If you're part of the YA community like I'd like to think I am (and you are, and all our Twitter friends are), you've seen what's been going on as of late. A girl says she's uncomfortable with someone's presence. Someone else jumps in. Four thousand other people jump in, and then that original person takes to the social media airwaves. "That's not a legitimate feeling," he says. "No one cares," he says. "Let me, an adult male, tell you how you should think and feel."
To return to my original story: there was a lot of sexism in my environment. Like, a lot. I never said anything about those jokes, that hatred, though. Because I knew, from the other adults in my life and my experiences even as a child, that Racism Is Bad—but I'd never heard that hey, Sexism Is Bad. I didn't even know what sexism was.
But I sure as hell was sexist for a long time in my life. I didn't unlearn that anywhere near as quickly as I did racism. Again, it wasn't overt, but it was still real. I remember being defensive every time women's rights were brought up. I remember being told by a feminist online that I'd made her uncomfortable with my wording and thinking "Ughhhh a feminist." I remember tweeting about two years ago in regards to someone saying she was reading books by women exclusively for a year, and I remember my tweet was along the lines of "I really hope none of my followers choose not to read my book because I'm male."
The feminist movement and the LGBTQ+ rights movement have a lot of overlap.
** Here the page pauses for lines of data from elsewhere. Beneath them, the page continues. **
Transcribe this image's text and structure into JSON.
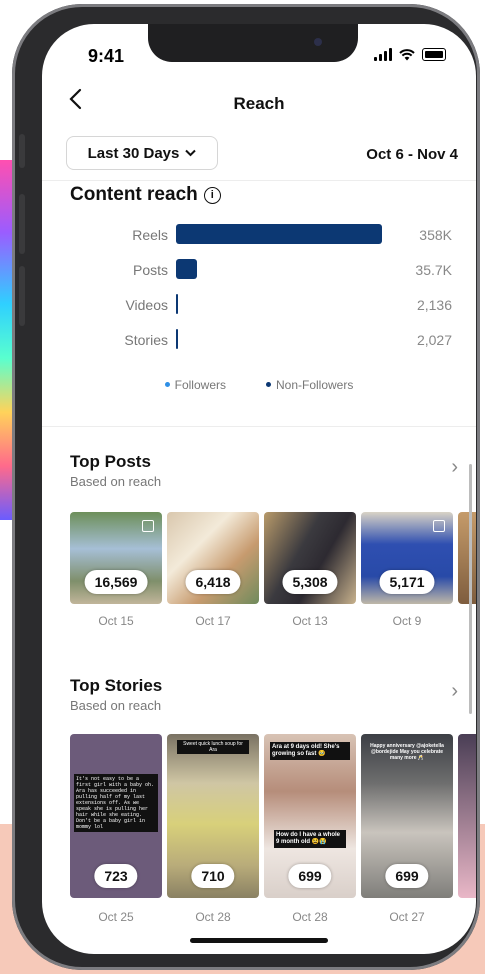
{
  "status_bar": {
    "time": "9:41"
  },
  "header": {
    "title": "Reach"
  },
  "filter": {
    "label": "Last 30 Days",
    "range": "Oct 6 - Nov 4"
  },
  "content_reach": {
    "title": "Content reach",
    "rows": [
      {
        "label": "Reels",
        "value": "358K",
        "fraction": 1.0
      },
      {
        "label": "Posts",
        "value": "35.7K",
        "fraction": 0.1
      },
      {
        "label": "Videos",
        "value": "2,136",
        "fraction": 0.006
      },
      {
        "label": "Stories",
        "value": "2,027",
        "fraction": 0.006
      }
    ],
    "legend": [
      {
        "label": "Followers",
        "color": "#2e8fe6"
      },
      {
        "label": "Non-Followers",
        "color": "#0c3873"
      }
    ]
  },
  "top_posts": {
    "title": "Top Posts",
    "subtitle": "Based on reach",
    "items": [
      {
        "count": "16,569",
        "date": "Oct 15"
      },
      {
        "count": "6,418",
        "date": "Oct 17"
      },
      {
        "count": "5,308",
        "date": "Oct 13"
      },
      {
        "count": "5,171",
        "date": "Oct 9"
      }
    ]
  },
  "top_stories": {
    "title": "Top Stories",
    "subtitle": "Based on reach",
    "items": [
      {
        "count": "723",
        "date": "Oct 25",
        "caption": "It's not easy to be a first girl with a baby oh. Ara has succeeded in pulling half of my last extensions off. As we speak she is pulling her hair while she eating. Don't be a baby girl in mommy lol"
      },
      {
        "count": "710",
        "date": "Oct 28",
        "caption": "Sweet quick lunch soup for Ara"
      },
      {
        "count": "699",
        "date": "Oct 28",
        "caption": "Ara at 9 days old! She's growing so fast 🥹",
        "caption2": "How do I have a whole 9 month old 😫😭"
      },
      {
        "count": "699",
        "date": "Oct 27",
        "caption": "Happy anniversary @ajoketella @bordejide May you celebrate many more 🥂"
      }
    ]
  }
}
And make no mistake: the reason I was introduced to the fact that sexism is wrong was because I wanted to be able to marry and visit my future husband in the hospital and not encounter housing or workplace discrimination. The reason I became aware of my sexism was because I became aware of and was no longer able to deny my sexuality.
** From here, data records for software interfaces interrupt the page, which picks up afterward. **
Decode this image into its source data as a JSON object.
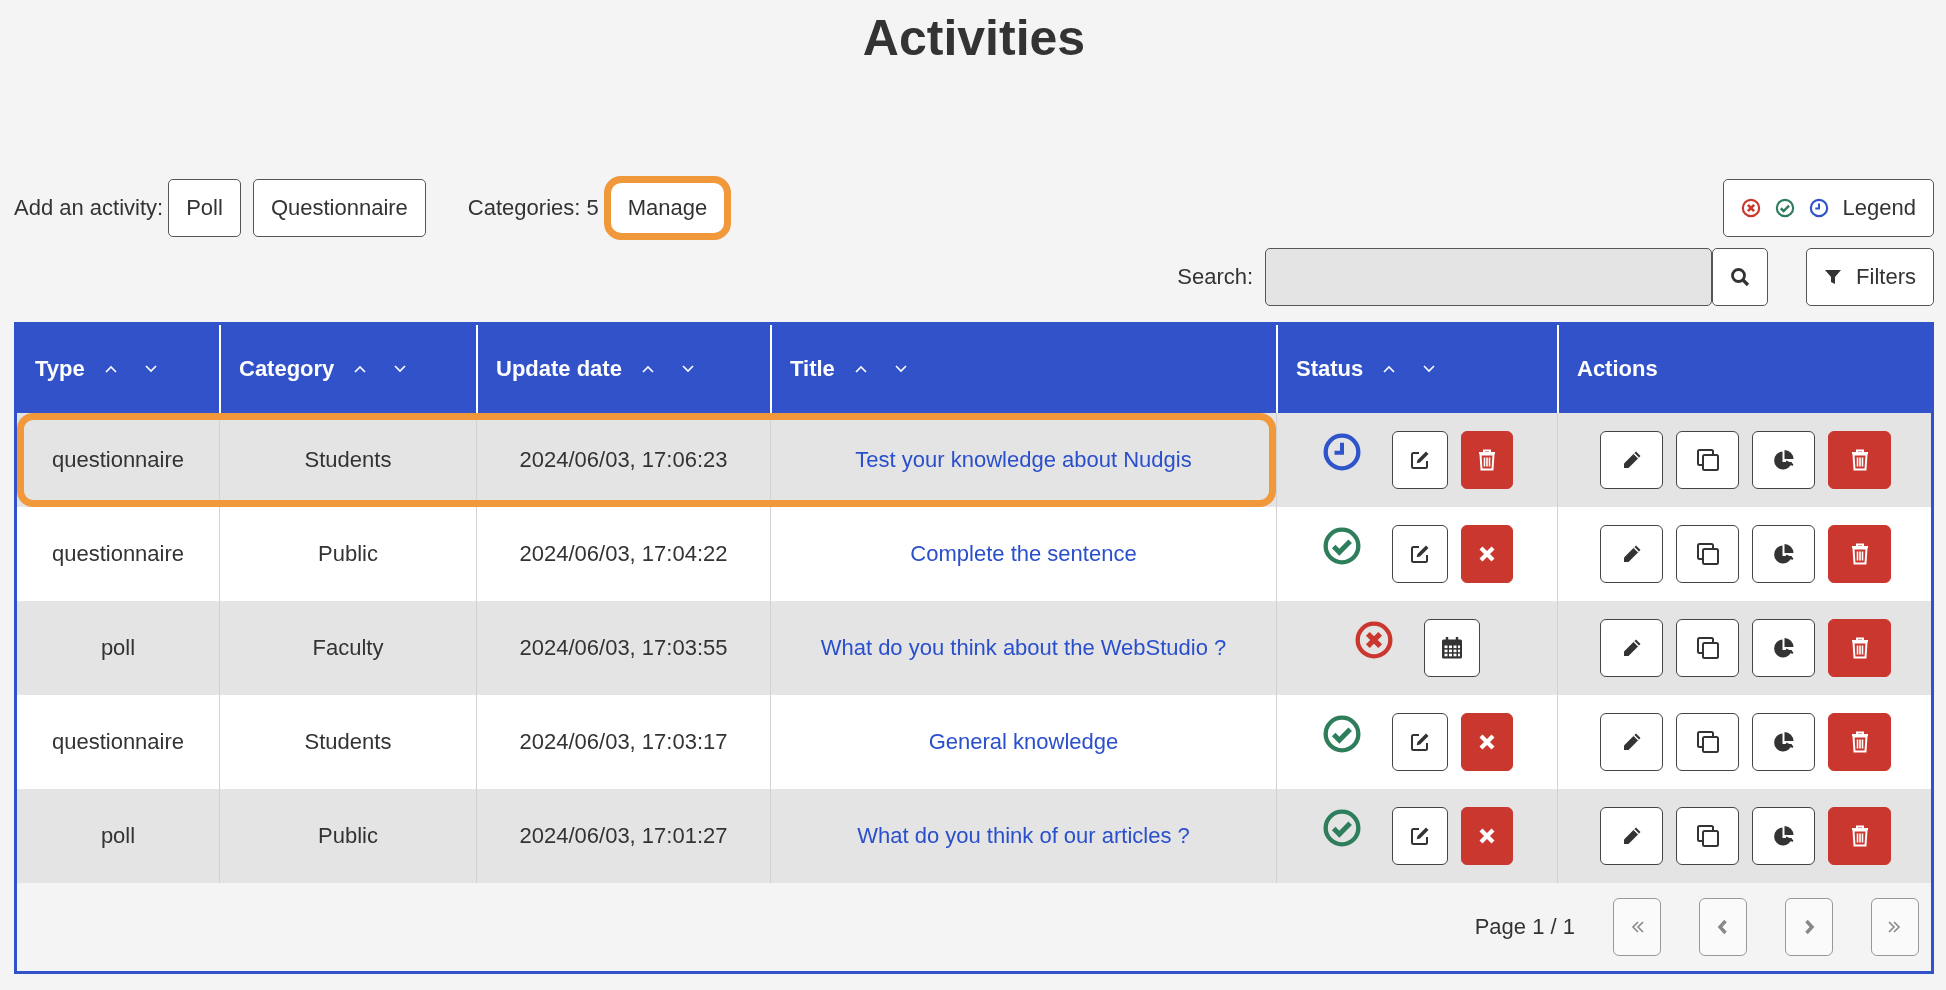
{
  "title": "Activities",
  "toolbar": {
    "add_label": "Add an activity:",
    "add_buttons": [
      "Poll",
      "Questionnaire"
    ],
    "categories_label": "Categories: 5",
    "manage": {
      "label": "Manage",
      "highlighted": true
    },
    "legend": {
      "icons": [
        {
          "kind": "inactive"
        },
        {
          "kind": "active"
        },
        {
          "kind": "scheduled"
        }
      ],
      "label": "Legend"
    }
  },
  "search": {
    "label": "Search:",
    "filters_label": "Filters"
  },
  "table": {
    "columns": [
      {
        "label": "Type",
        "sortable": true
      },
      {
        "label": "Category",
        "sortable": true
      },
      {
        "label": "Update date",
        "sortable": true
      },
      {
        "label": "Title",
        "sortable": true
      },
      {
        "label": "Status",
        "sortable": true
      },
      {
        "label": "Actions",
        "sortable": false
      }
    ],
    "rows": [
      {
        "type": "questionnaire",
        "category": "Students",
        "update_date": "2024/06/03, 17:06:23",
        "title": "Test your knowledge about Nudgis",
        "highlighted": true,
        "status": {
          "kind": "scheduled"
        },
        "status_actions": [
          {
            "kind": "edit_settings"
          },
          {
            "kind": "delete"
          }
        ],
        "actions": [
          {
            "kind": "edit"
          },
          {
            "kind": "copy"
          },
          {
            "kind": "stats"
          },
          {
            "kind": "delete"
          }
        ]
      },
      {
        "type": "questionnaire",
        "category": "Public",
        "update_date": "2024/06/03, 17:04:22",
        "title": "Complete the sentence",
        "highlighted": false,
        "status": {
          "kind": "active"
        },
        "status_actions": [
          {
            "kind": "edit_settings"
          },
          {
            "kind": "deactivate"
          }
        ],
        "actions": [
          {
            "kind": "edit"
          },
          {
            "kind": "copy"
          },
          {
            "kind": "stats"
          },
          {
            "kind": "delete"
          }
        ]
      },
      {
        "type": "poll",
        "category": "Faculty",
        "update_date": "2024/06/03, 17:03:55",
        "title": "What do you think about the WebStudio ?",
        "highlighted": false,
        "status": {
          "kind": "inactive"
        },
        "status_actions": [
          {
            "kind": "schedule"
          }
        ],
        "actions": [
          {
            "kind": "edit"
          },
          {
            "kind": "copy"
          },
          {
            "kind": "stats"
          },
          {
            "kind": "delete"
          }
        ]
      },
      {
        "type": "questionnaire",
        "category": "Students",
        "update_date": "2024/06/03, 17:03:17",
        "title": "General knowledge",
        "highlighted": false,
        "status": {
          "kind": "active"
        },
        "status_actions": [
          {
            "kind": "edit_settings"
          },
          {
            "kind": "deactivate"
          }
        ],
        "actions": [
          {
            "kind": "edit"
          },
          {
            "kind": "copy"
          },
          {
            "kind": "stats"
          },
          {
            "kind": "delete"
          }
        ]
      },
      {
        "type": "poll",
        "category": "Public",
        "update_date": "2024/06/03, 17:01:27",
        "title": "What do you think of our articles ?",
        "highlighted": false,
        "status": {
          "kind": "active"
        },
        "status_actions": [
          {
            "kind": "edit_settings"
          },
          {
            "kind": "deactivate"
          }
        ],
        "actions": [
          {
            "kind": "edit"
          },
          {
            "kind": "copy"
          },
          {
            "kind": "stats"
          },
          {
            "kind": "delete"
          }
        ]
      }
    ]
  },
  "pagination": {
    "label": "Page 1 / 1",
    "buttons": [
      {
        "kind": "first",
        "disabled": true
      },
      {
        "kind": "previous",
        "disabled": true
      },
      {
        "kind": "next",
        "disabled": true
      },
      {
        "kind": "last",
        "disabled": true
      }
    ]
  }
}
But that has little to do with the reason I became a feminist. There's a distinction between being aware of a problem and working to stop it. The reason I became (and become, every day, in listening and contributing and countering and growing) a feminist has nothing to do with me.
It has everything to do with that girl who is uncomfortable with John Green's presence. It has everything to do with that girl who told me she feels like she didn't belong because she was raised in another country. It has everything to do with those women who are victimized on a daily basis. It has everything to do with my friends, online and off, who publicly trade personal stories of discrimination, assault, and rape like they're nothing.
So yes, I'm a feminist. Anxiety permitting, I will utterly shut down discussions I overhear (or am, by the initiator's mistake, involved in) of how women's rights are a joke. And yes, I support racial equality. I try to bolster and support the voices of people of color in any way I can.
But while this story is about me, this conversation isn't. So I'm going to urge you to keep YA safe for teen girls. Keep this a community of compassion and love toward them, not snap-judgment and denial. Support their voices, feelings, thoughts, experiences. If you disagree with them, make sure to remind yourself to be the adult—because you are the adult. Teen girls are valuable, and they are worthwhile, and they are needed. We do it for them, y'know?